- Exercise goal
Entries follow. Return each line that contains the word "SPSS".

+++ Data listing +++

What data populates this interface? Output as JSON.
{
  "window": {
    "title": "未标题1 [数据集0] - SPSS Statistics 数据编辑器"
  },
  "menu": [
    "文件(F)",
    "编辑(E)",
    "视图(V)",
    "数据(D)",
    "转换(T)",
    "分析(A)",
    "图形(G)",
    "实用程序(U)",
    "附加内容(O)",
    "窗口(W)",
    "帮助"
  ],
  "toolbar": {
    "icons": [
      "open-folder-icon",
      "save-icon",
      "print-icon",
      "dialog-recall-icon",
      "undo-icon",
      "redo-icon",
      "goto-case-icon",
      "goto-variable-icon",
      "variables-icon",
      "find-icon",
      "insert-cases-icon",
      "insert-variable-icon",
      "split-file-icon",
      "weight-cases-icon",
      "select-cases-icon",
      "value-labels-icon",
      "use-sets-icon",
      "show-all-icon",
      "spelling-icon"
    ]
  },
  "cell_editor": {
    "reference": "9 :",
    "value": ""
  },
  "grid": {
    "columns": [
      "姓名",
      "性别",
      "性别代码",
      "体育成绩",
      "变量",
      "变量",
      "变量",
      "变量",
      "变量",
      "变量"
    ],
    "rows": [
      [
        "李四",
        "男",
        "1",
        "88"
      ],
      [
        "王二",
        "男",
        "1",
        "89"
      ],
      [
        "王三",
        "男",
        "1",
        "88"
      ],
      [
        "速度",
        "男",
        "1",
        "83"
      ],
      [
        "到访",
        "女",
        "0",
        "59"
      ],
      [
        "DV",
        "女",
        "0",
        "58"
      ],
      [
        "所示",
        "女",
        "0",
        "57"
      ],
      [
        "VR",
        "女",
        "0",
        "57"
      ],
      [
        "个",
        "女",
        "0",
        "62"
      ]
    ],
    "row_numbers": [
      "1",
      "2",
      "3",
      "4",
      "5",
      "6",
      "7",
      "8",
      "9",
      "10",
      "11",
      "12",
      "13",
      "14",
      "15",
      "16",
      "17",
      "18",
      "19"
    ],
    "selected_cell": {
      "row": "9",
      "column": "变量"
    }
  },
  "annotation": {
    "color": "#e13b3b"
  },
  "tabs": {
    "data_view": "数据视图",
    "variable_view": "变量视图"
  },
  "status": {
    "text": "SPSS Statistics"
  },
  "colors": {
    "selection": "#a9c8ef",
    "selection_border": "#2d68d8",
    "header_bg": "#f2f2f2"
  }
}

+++

- Solution to this exercise
    "title": "未标题1 [数据集0] - SPSS Statistics 数据编辑器"
    "text": "SPSS Statistics"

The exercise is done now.